GIVEN ENTRIES below:
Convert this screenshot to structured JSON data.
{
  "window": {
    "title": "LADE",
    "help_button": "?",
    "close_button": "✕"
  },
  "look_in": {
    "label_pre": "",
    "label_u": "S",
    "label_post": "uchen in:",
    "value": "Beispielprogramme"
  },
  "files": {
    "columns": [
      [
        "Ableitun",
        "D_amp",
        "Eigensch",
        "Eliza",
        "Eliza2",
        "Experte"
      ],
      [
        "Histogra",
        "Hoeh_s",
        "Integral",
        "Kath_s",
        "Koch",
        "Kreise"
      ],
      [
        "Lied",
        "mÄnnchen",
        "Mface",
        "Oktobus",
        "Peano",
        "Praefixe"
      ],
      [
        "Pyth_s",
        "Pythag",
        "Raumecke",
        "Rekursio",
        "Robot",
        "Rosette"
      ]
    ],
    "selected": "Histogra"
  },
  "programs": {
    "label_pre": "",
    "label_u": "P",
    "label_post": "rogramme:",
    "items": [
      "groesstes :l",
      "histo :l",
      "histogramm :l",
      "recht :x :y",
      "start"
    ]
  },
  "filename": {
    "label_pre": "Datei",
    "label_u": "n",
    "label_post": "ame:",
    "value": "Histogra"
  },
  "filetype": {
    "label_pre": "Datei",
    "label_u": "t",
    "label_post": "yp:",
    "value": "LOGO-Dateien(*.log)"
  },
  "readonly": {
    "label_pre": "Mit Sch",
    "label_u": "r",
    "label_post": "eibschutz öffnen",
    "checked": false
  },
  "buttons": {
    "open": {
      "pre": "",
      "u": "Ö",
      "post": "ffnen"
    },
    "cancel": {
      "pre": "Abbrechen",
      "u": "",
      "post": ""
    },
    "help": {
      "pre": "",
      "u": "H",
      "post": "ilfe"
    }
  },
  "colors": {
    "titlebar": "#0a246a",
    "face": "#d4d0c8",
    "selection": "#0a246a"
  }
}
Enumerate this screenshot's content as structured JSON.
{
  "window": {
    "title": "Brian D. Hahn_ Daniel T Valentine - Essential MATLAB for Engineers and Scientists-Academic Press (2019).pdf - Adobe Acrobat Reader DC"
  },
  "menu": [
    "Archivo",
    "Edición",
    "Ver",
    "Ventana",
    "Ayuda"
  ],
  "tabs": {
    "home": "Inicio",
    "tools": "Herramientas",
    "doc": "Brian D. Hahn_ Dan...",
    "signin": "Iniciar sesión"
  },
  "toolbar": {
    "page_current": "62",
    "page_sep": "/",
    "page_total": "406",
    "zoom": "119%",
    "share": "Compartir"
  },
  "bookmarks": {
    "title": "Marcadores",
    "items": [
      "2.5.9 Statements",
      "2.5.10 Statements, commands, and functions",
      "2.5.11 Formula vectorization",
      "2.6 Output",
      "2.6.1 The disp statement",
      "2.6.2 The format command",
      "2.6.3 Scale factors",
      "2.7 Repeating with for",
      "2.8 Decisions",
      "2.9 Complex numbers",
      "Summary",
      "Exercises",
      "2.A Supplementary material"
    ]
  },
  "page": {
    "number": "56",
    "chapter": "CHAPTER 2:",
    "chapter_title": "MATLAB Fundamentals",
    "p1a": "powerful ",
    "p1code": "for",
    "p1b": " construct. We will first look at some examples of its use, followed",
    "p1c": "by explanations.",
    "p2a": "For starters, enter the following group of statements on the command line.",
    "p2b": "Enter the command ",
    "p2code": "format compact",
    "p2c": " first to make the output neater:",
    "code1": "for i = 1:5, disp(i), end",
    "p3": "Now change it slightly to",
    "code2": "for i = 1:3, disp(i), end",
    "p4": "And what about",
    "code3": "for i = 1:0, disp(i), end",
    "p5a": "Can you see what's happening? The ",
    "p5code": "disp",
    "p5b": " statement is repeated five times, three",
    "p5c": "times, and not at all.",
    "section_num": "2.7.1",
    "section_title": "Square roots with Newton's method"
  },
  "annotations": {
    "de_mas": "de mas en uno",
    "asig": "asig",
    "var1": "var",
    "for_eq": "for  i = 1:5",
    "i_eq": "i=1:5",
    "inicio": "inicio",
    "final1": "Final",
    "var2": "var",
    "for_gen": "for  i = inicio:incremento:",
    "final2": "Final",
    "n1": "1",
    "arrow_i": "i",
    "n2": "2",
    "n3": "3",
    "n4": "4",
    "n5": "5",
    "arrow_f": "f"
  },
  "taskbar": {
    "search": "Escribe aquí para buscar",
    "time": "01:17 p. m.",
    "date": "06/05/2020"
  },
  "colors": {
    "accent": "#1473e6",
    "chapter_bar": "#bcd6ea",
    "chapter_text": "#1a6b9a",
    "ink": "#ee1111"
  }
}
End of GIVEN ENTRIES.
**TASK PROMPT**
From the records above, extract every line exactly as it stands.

**RESPONSE TO THE TASK**
Convert this screenshot to structured JSON data.
{
  "window": {
    "title": "LADE",
    "help_button": "?",
    "close_button": "✕"
  },
  "look_in": {
    "label_pre": "",
    "label_u": "S",
    "label_post": "uchen in:",
    "value": "Beispielprogramme"
  },
  "files": {
    "columns": [
      [
        "Ableitun",
        "D_amp",
        "Eigensch",
        "Eliza",
        "Eliza2",
        "Experte"
      ],
      [
        "Histogra",
        "Hoeh_s",
        "Integral",
        "Kath_s",
        "Koch",
        "Kreise"
      ],
      [
        "Lied",
        "mÄnnchen",
        "Mface",
        "Oktobus",
        "Peano",
        "Praefixe"
      ],
      [
        "Pyth_s",
        "Pythag",
        "Raumecke",
        "Rekursio",
        "Robot",
        "Rosette"
      ]
    ],
    "selected": "Histogra"
  },
  "programs": {
    "label_pre": "",
    "label_u": "P",
    "label_post": "rogramme:",
    "items": [
      "groesstes :l",
      "histo :l",
      "histogramm :l",
      "recht :x :y",
      "start"
    ]
  },
  "filename": {
    "label_pre": "Datei",
    "label_u": "n",
    "label_post": "ame:",
    "value": "Histogra"
  },
  "filetype": {
    "label_pre": "Datei",
    "label_u": "t",
    "label_post": "yp:",
    "value": "LOGO-Dateien(*.log)"
  },
  "readonly": {
    "label_pre": "Mit Sch",
    "label_u": "r",
    "label_post": "eibschutz öffnen",
    "checked": false
  },
  "buttons": {
    "open": {
      "pre": "",
      "u": "Ö",
      "post": "ffnen"
    },
    "cancel": {
      "pre": "Abbrechen",
      "u": "",
      "post": ""
    },
    "help": {
      "pre": "",
      "u": "H",
      "post": "ilfe"
    }
  },
  "colors": {
    "titlebar": "#0a246a",
    "face": "#d4d0c8",
    "selection": "#0a246a"
  }
}
Enumerate this screenshot's content as structured JSON.
{
  "window": {
    "title": "Brian D. Hahn_ Daniel T Valentine - Essential MATLAB for Engineers and Scientists-Academic Press (2019).pdf - Adobe Acrobat Reader DC"
  },
  "menu": [
    "Archivo",
    "Edición",
    "Ver",
    "Ventana",
    "Ayuda"
  ],
  "tabs": {
    "home": "Inicio",
    "tools": "Herramientas",
    "doc": "Brian D. Hahn_ Dan...",
    "signin": "Iniciar sesión"
  },
  "toolbar": {
    "page_current": "62",
    "page_sep": "/",
    "page_total": "406",
    "zoom": "119%",
    "share": "Compartir"
  },
  "bookmarks": {
    "title": "Marcadores",
    "items": [
      "2.5.9 Statements",
      "2.5.10 Statements, commands, and functions",
      "2.5.11 Formula vectorization",
      "2.6 Output",
      "2.6.1 The disp statement",
      "2.6.2 The format command",
      "2.6.3 Scale factors",
      "2.7 Repeating with for",
      "2.8 Decisions",
      "2.9 Complex numbers",
      "Summary",
      "Exercises",
      "2.A Supplementary material"
    ]
  },
  "page": {
    "number": "56",
    "chapter": "CHAPTER 2:",
    "chapter_title": "MATLAB Fundamentals",
    "p1a": "powerful ",
    "p1code": "for",
    "p1b": " construct. We will first look at some examples of its use, followed",
    "p1c": "by explanations.",
    "p2a": "For starters, enter the following group of statements on the command line.",
    "p2b": "Enter the command ",
    "p2code": "format compact",
    "p2c": " first to make the output neater:",
    "code1": "for i = 1:5, disp(i), end",
    "p3": "Now change it slightly to",
    "code2": "for i = 1:3, disp(i), end",
    "p4": "And what about",
    "code3": "for i = 1:0, disp(i), end",
    "p5a": "Can you see what's happening? The ",
    "p5code": "disp",
    "p5b": " statement is repeated five times, three",
    "p5c": "times, and not at all.",
    "section_num": "2.7.1",
    "section_title": "Square roots with Newton's method"
  },
  "annotations": {
    "de_mas": "de mas en uno",
    "asig": "asig",
    "var1": "var",
    "for_eq": "for  i = 1:5",
    "i_eq": "i=1:5",
    "inicio": "inicio",
    "final1": "Final",
    "var2": "var",
    "for_gen": "for  i = inicio:incremento:",
    "final2": "Final",
    "n1": "1",
    "arrow_i": "i",
    "n2": "2",
    "n3": "3",
    "n4": "4",
    "n5": "5",
    "arrow_f": "f"
  },
  "taskbar": {
    "search": "Escribe aquí para buscar",
    "time": "01:17 p. m.",
    "date": "06/05/2020"
  },
  "colors": {
    "accent": "#1473e6",
    "chapter_bar": "#bcd6ea",
    "chapter_text": "#1a6b9a",
    "ink": "#ee1111"
  }
}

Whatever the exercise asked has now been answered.